▸ **DATA LISTING**:
-.-.-
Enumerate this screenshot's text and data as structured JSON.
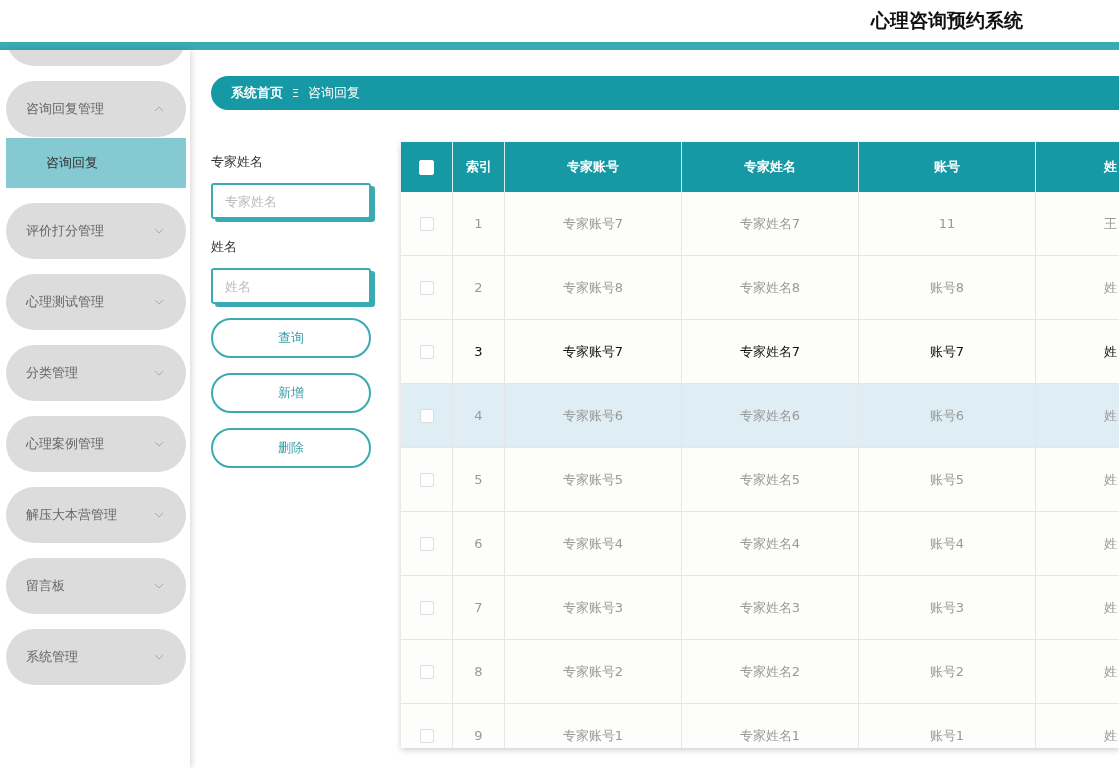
{
  "header": {
    "title": "心理咨询预约系统"
  },
  "sidebar": {
    "items": [
      {
        "label": "咨询回复管理",
        "expanded": true,
        "children": [
          {
            "label": "咨询回复",
            "selected": true
          }
        ]
      },
      {
        "label": "评价打分管理",
        "expanded": false
      },
      {
        "label": "心理测试管理",
        "expanded": false
      },
      {
        "label": "分类管理",
        "expanded": false
      },
      {
        "label": "心理案例管理",
        "expanded": false
      },
      {
        "label": "解压大本营管理",
        "expanded": false
      },
      {
        "label": "留言板",
        "expanded": false
      },
      {
        "label": "系统管理",
        "expanded": false
      }
    ]
  },
  "breadcrumb": {
    "home": "系统首页",
    "separator": "Ξ",
    "current": "咨询回复"
  },
  "search": {
    "fields": [
      {
        "label": "专家姓名",
        "placeholder": "专家姓名"
      },
      {
        "label": "姓名",
        "placeholder": "姓名"
      }
    ],
    "buttons": [
      "查询",
      "新增",
      "删除"
    ]
  },
  "table": {
    "header_checked": false,
    "columns": [
      "索引",
      "专家账号",
      "专家姓名",
      "账号",
      "姓"
    ],
    "rows": [
      {
        "checked": false,
        "emphasized": false,
        "hovered": false,
        "cells": [
          "1",
          "专家账号7",
          "专家姓名7",
          "11",
          "王"
        ]
      },
      {
        "checked": false,
        "emphasized": false,
        "hovered": false,
        "cells": [
          "2",
          "专家账号8",
          "专家姓名8",
          "账号8",
          "姓"
        ]
      },
      {
        "checked": false,
        "emphasized": true,
        "hovered": false,
        "cells": [
          "3",
          "专家账号7",
          "专家姓名7",
          "账号7",
          "姓"
        ]
      },
      {
        "checked": false,
        "emphasized": false,
        "hovered": true,
        "cells": [
          "4",
          "专家账号6",
          "专家姓名6",
          "账号6",
          "姓"
        ]
      },
      {
        "checked": false,
        "emphasized": false,
        "hovered": false,
        "cells": [
          "5",
          "专家账号5",
          "专家姓名5",
          "账号5",
          "姓"
        ]
      },
      {
        "checked": false,
        "emphasized": false,
        "hovered": false,
        "cells": [
          "6",
          "专家账号4",
          "专家姓名4",
          "账号4",
          "姓"
        ]
      },
      {
        "checked": false,
        "emphasized": false,
        "hovered": false,
        "cells": [
          "7",
          "专家账号3",
          "专家姓名3",
          "账号3",
          "姓"
        ]
      },
      {
        "checked": false,
        "emphasized": false,
        "hovered": false,
        "cells": [
          "8",
          "专家账号2",
          "专家姓名2",
          "账号2",
          "姓"
        ]
      },
      {
        "checked": false,
        "emphasized": false,
        "hovered": false,
        "cells": [
          "9",
          "专家账号1",
          "专家姓名1",
          "账号1",
          "姓"
        ]
      }
    ]
  }
}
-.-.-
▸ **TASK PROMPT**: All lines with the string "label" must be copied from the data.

▸ **THE COMPLETED TASK**:
        "label": "咨询回复管理",
            "label": "咨询回复",
        "label": "评价打分管理",
        "label": "心理测试管理",
        "label": "分类管理",
        "label": "心理案例管理",
        "label": "解压大本营管理",
        "label": "留言板",
        "label": "系统管理",
        "label": "专家姓名",
        "label": "姓名",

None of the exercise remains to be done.